A small tribute to the Synergy maypole: In Britain and Ireland, the maypole was found primarily in England and in areas of Wales, Scotland and Ireland which were under English influence.
Although the earliest recorded evidence comes from a Welsh poem written by Gryffydd ap Adda ap Dafydd in the mid-14th century, in which he described how people used a tall birch pole at Llanidloes, central Wales. Literary evidence for maypole use across much of Britain increases in later decades, and "by the period 1350-1400 the custom was well established across southern Britain, in town and country and in both Welsh-speaking and English-speaking areas."

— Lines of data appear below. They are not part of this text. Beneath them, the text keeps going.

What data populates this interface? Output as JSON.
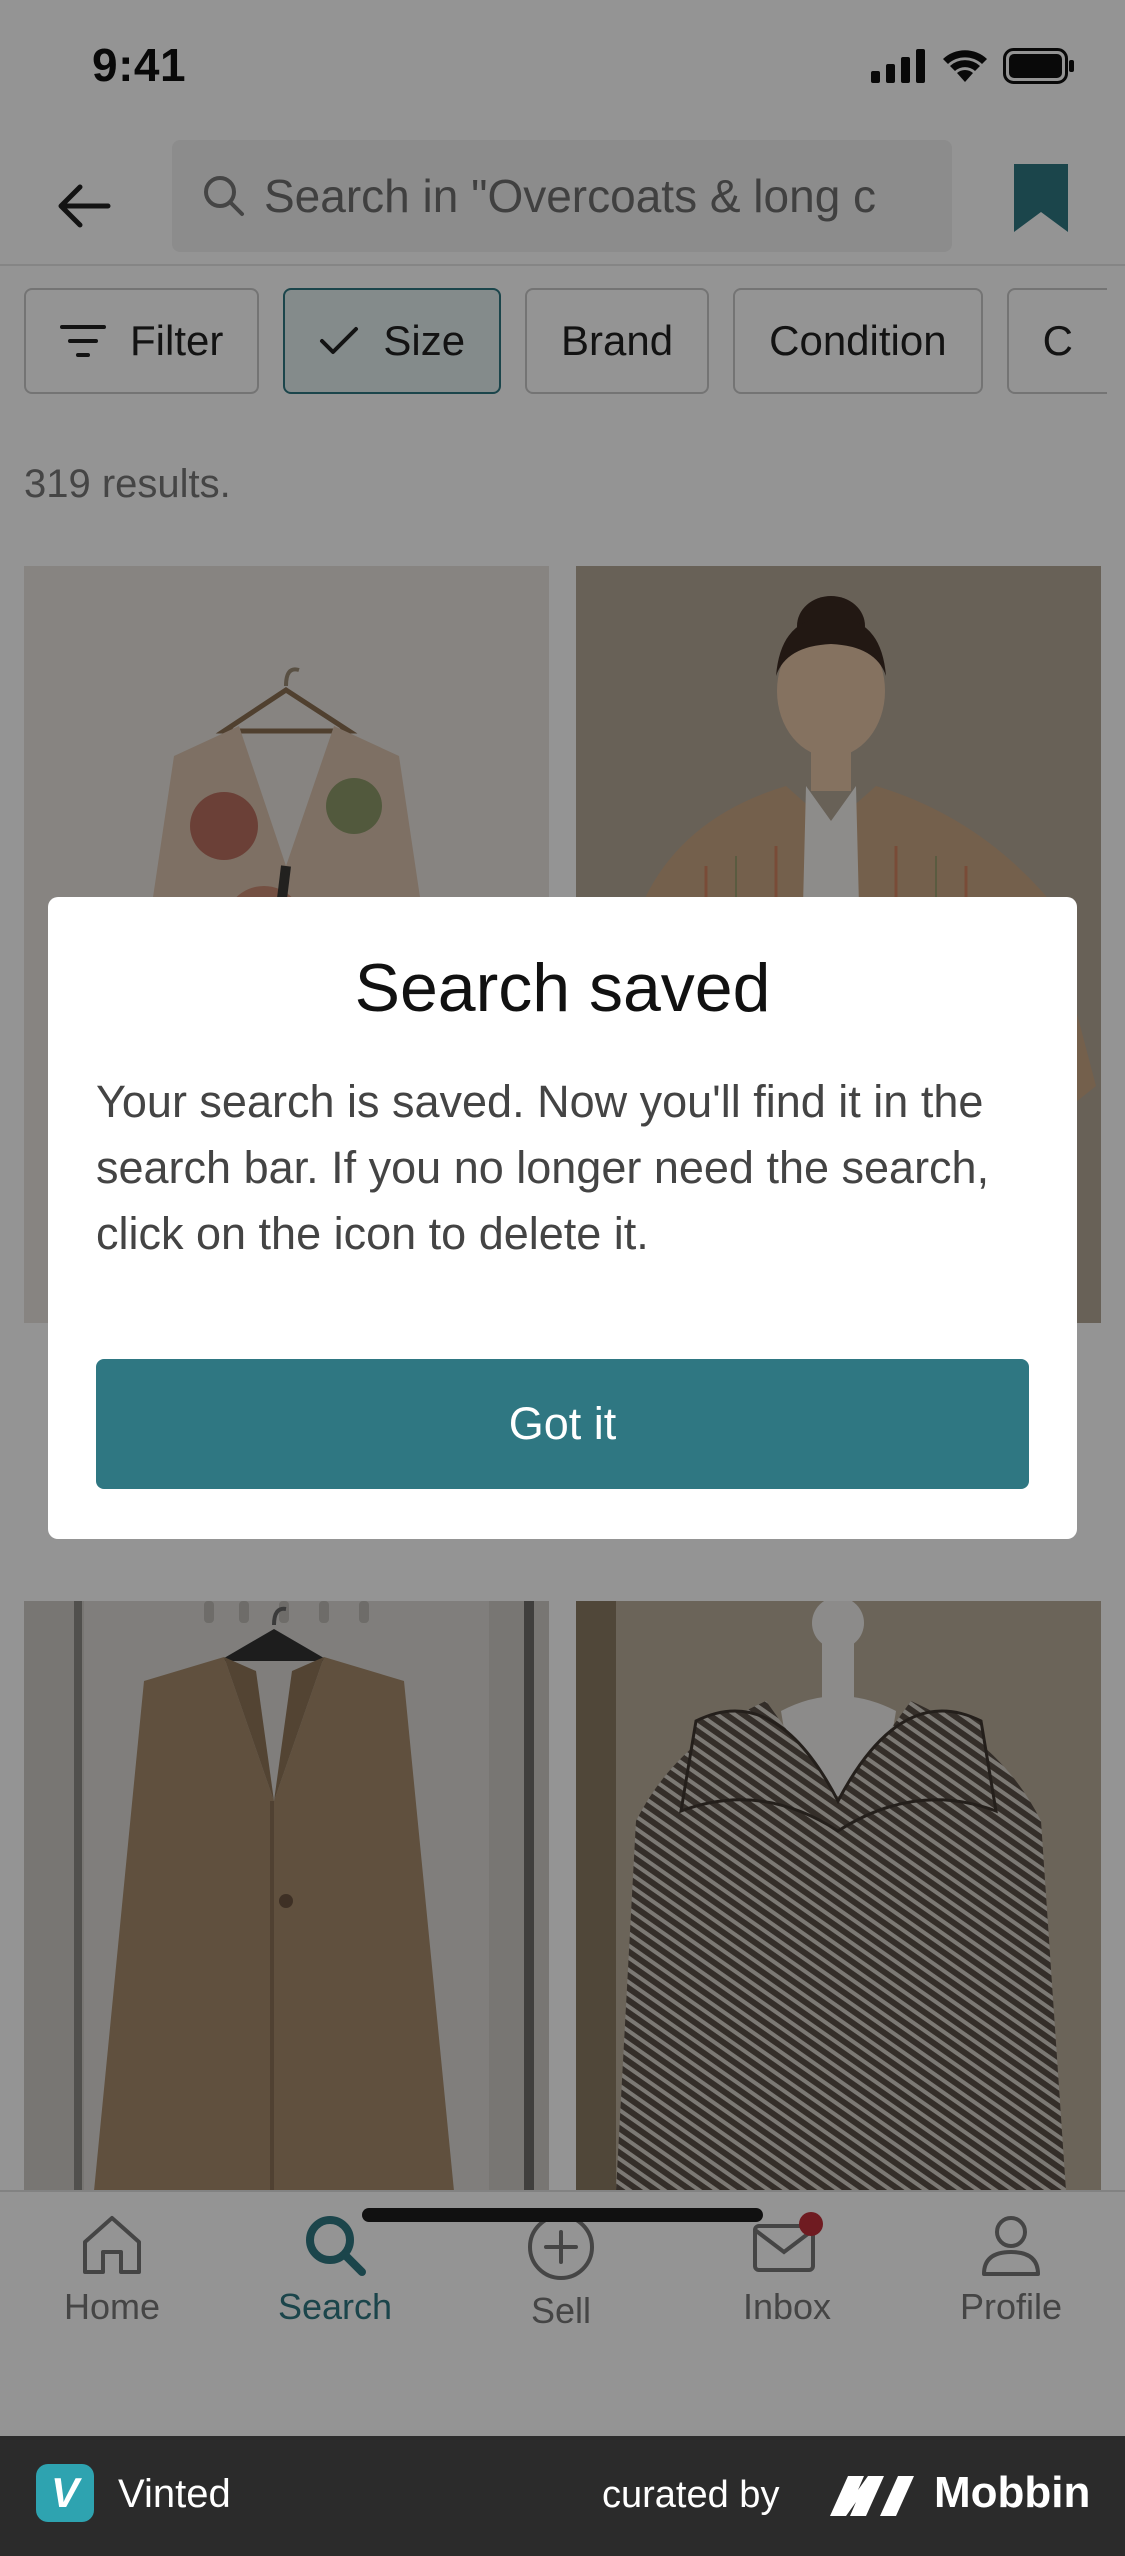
{
  "status": {
    "time": "9:41"
  },
  "search": {
    "placeholder": "Search in \"Overcoats & long c"
  },
  "chips": [
    {
      "label": "Filter"
    },
    {
      "label": "Size"
    },
    {
      "label": "Brand"
    },
    {
      "label": "Condition"
    },
    {
      "label": "C"
    }
  ],
  "results": {
    "count_text": "319 results."
  },
  "modal": {
    "title": "Search saved",
    "body": "Your search is saved. Now you'll find it in the search bar. If you no longer need the search, click on the icon to delete it.",
    "button": "Got it"
  },
  "nav": {
    "home": "Home",
    "search": "Search",
    "sell": "Sell",
    "inbox": "Inbox",
    "profile": "Profile"
  },
  "credit": {
    "app_name": "Vinted",
    "logo_letter": "V",
    "curated_by": "curated by",
    "brand": "Mobbin"
  },
  "colors": {
    "accent": "#2f7782",
    "badge": "#c0303a"
  }
}
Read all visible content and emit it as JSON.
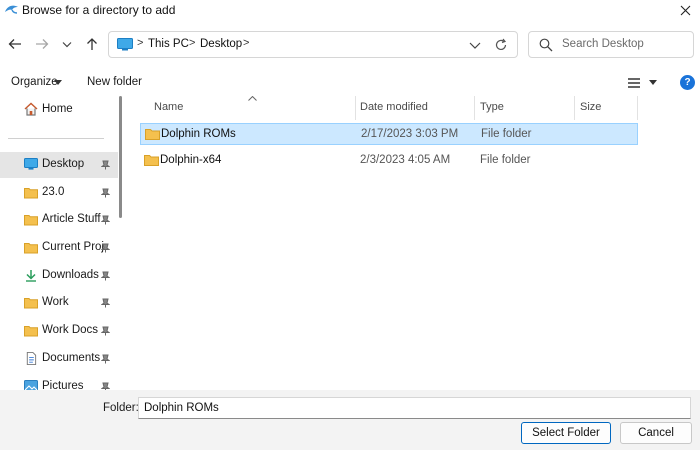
{
  "window": {
    "title": "Browse for a directory to add"
  },
  "address": {
    "crumbs": [
      "This PC",
      "Desktop"
    ],
    "separator": ">"
  },
  "search": {
    "placeholder": "Search Desktop"
  },
  "toolbar": {
    "organize_label": "Organize",
    "new_folder_label": "New folder",
    "help_label": "?"
  },
  "sidebar": {
    "home_label": "Home",
    "items": [
      {
        "label": "Desktop",
        "icon": "desktop-icon",
        "pinned": true,
        "selected": true
      },
      {
        "label": "23.0",
        "icon": "folder-icon",
        "pinned": true
      },
      {
        "label": "Article Stuff",
        "icon": "folder-icon",
        "pinned": true
      },
      {
        "label": "Current Proje",
        "icon": "folder-icon",
        "pinned": true
      },
      {
        "label": "Downloads",
        "icon": "download-icon",
        "pinned": true
      },
      {
        "label": "Work",
        "icon": "folder-icon",
        "pinned": true
      },
      {
        "label": "Work Docs",
        "icon": "folder-icon",
        "pinned": true
      },
      {
        "label": "Documents",
        "icon": "documents-icon",
        "pinned": true
      },
      {
        "label": "Pictures",
        "icon": "pictures-icon",
        "pinned": true
      }
    ]
  },
  "list": {
    "columns": [
      "Name",
      "Date modified",
      "Type",
      "Size"
    ],
    "rows": [
      {
        "name": "Dolphin ROMs",
        "date": "2/17/2023 3:03 PM",
        "type": "File folder",
        "selected": true
      },
      {
        "name": "Dolphin-x64",
        "date": "2/3/2023 4:05 AM",
        "type": "File folder",
        "selected": false
      }
    ]
  },
  "footer": {
    "folder_label": "Folder:",
    "folder_value": "Dolphin ROMs",
    "select_label": "Select Folder",
    "cancel_label": "Cancel"
  },
  "colors": {
    "accent": "#0067c0",
    "selection_bg": "#cce8ff",
    "folder": "#f4c04e"
  }
}
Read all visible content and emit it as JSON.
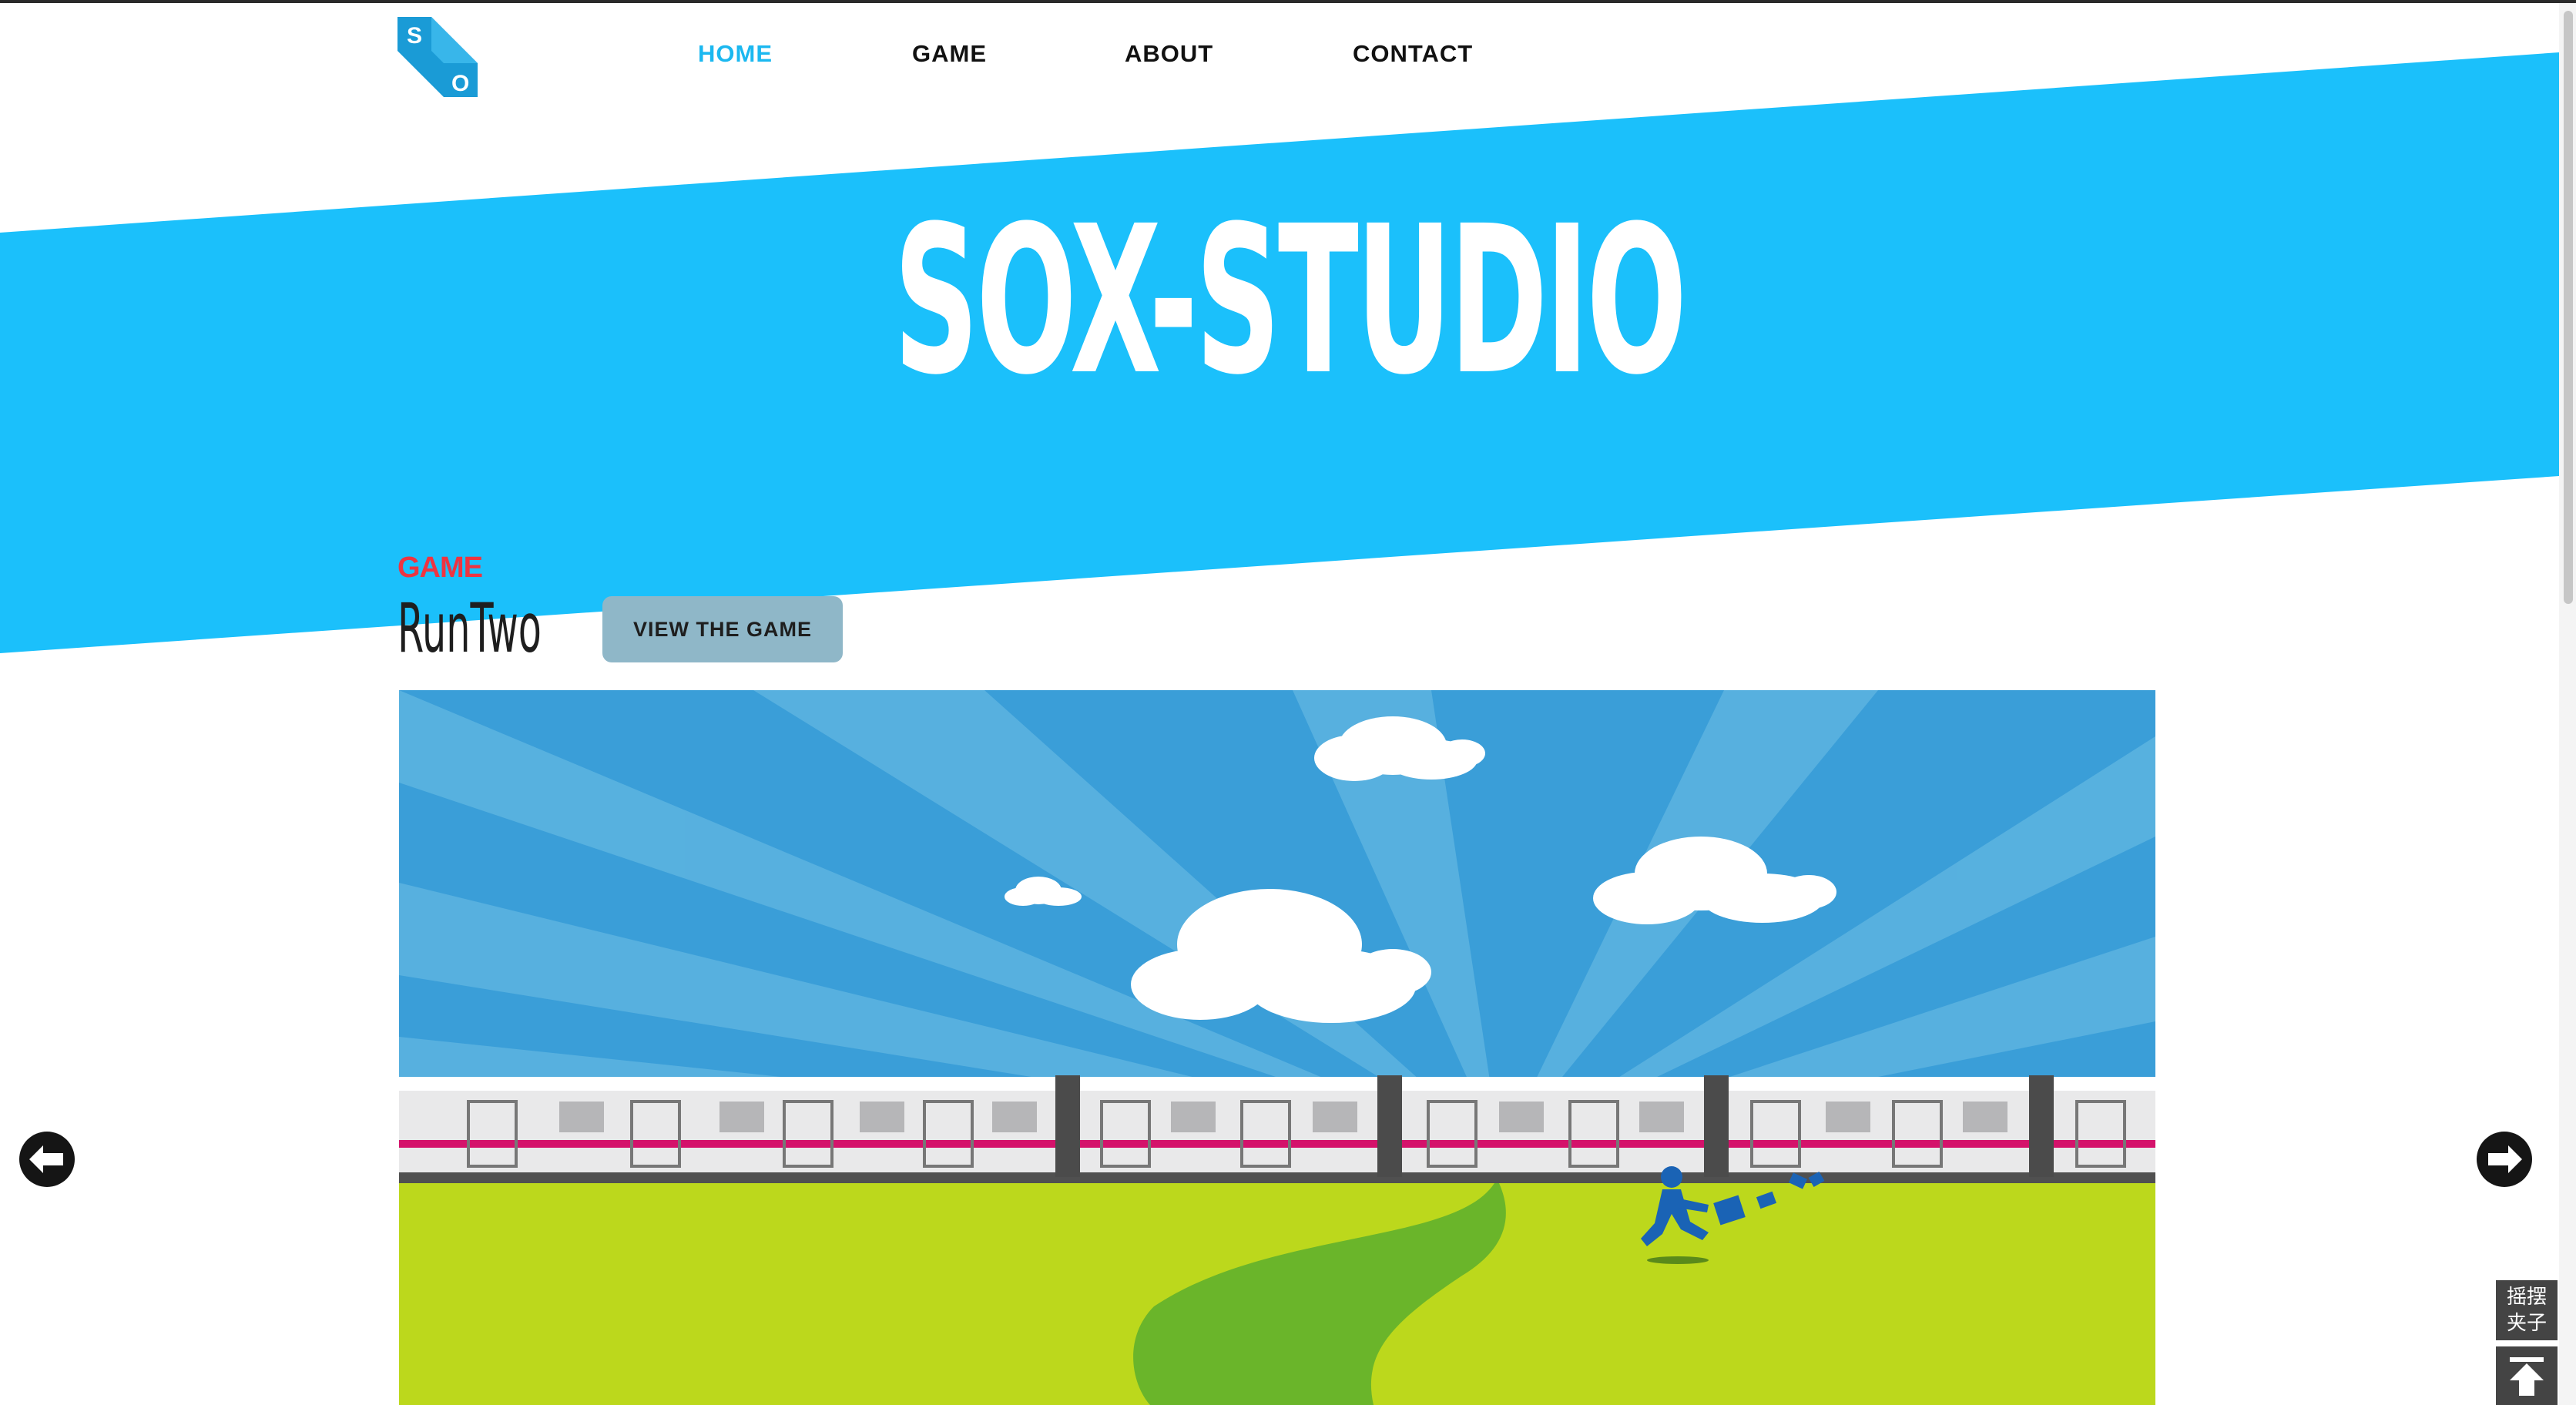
{
  "nav": {
    "logo_letters": [
      "S",
      "O"
    ],
    "items": [
      {
        "label": "HOME",
        "active": true
      },
      {
        "label": "GAME",
        "active": false
      },
      {
        "label": "ABOUT",
        "active": false
      },
      {
        "label": "CONTACT",
        "active": false
      }
    ]
  },
  "hero": {
    "title": "SOX-STUDIO"
  },
  "feature": {
    "kicker": "GAME",
    "title": "RunTwo",
    "button_label": "VIEW THE GAME"
  },
  "carousel": {
    "prev_icon": "arrow-left-icon",
    "next_icon": "arrow-right-icon"
  },
  "floating_tools": {
    "label": "摇摆\n夹子",
    "top_icon": "arrow-up-to-top-icon"
  },
  "colors": {
    "brand_blue": "#1bc0fb",
    "accent_red": "#ee3441",
    "button_gray_blue": "#8fb7c8",
    "sky_blue": "#3a9ed8",
    "grass_green": "#bcd81c",
    "train_stripe": "#d4126b"
  }
}
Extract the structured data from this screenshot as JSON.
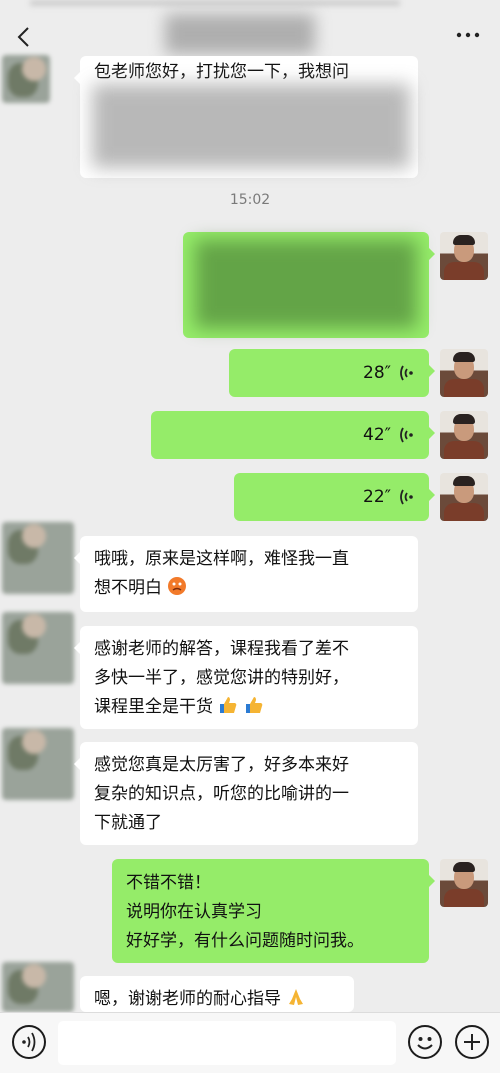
{
  "header": {
    "back_icon": "chevron-left-icon",
    "more_icon": "more-dots-icon"
  },
  "messages": {
    "m1_line1": "包老师您好，打扰您一下，我想问",
    "time_divider": "15:02",
    "voice1": "28″",
    "voice2": "42″",
    "voice3": "22″",
    "m3_line1": "哦哦，原来是这样啊，难怪我一直",
    "m3_line2": "想不明白",
    "m4_line1": "感谢老师的解答，课程我看了差不",
    "m4_line2": "多快一半了，感觉您讲的特别好，",
    "m4_line3": "课程里全是干货",
    "m5_line1": "感觉您真是太厉害了，好多本来好",
    "m5_line2": "复杂的知识点，听您的比喻讲的一",
    "m5_line3": "下就通了",
    "m6_line1": "不错不错！",
    "m6_line2": "说明你在认真学习",
    "m6_line3": "好好学，有什么问题随时问我。",
    "m7_line1": "嗯，谢谢老师的耐心指导"
  },
  "bottom_bar": {
    "voice_icon": "voice-input-icon",
    "emoji_icon": "emoji-icon",
    "plus_icon": "plus-icon",
    "input_placeholder": ""
  },
  "colors": {
    "sent_bubble": "#95ec69",
    "received_bubble": "#ffffff",
    "background": "#ededed"
  }
}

The practice had become increasingly popular throughout the ensuing centuries, with the maypoles becoming "communal symbols" that brought the local community together - in some cases, poorer parishes would join up with neighbouring ones in order to obtain and erect one, whilst in other cases, such as in Hertfordshire in 1602 and Warwickshire in 1639, people stole the poles of neighbouring communities, leading to violence. In some cases the wood for the pole was obtained illegally, for instance in 1603, the earl of Huntingdon was angered when trees were removed from his estates for use as maypoles without his permission.
You can read more in the wikipedia article here.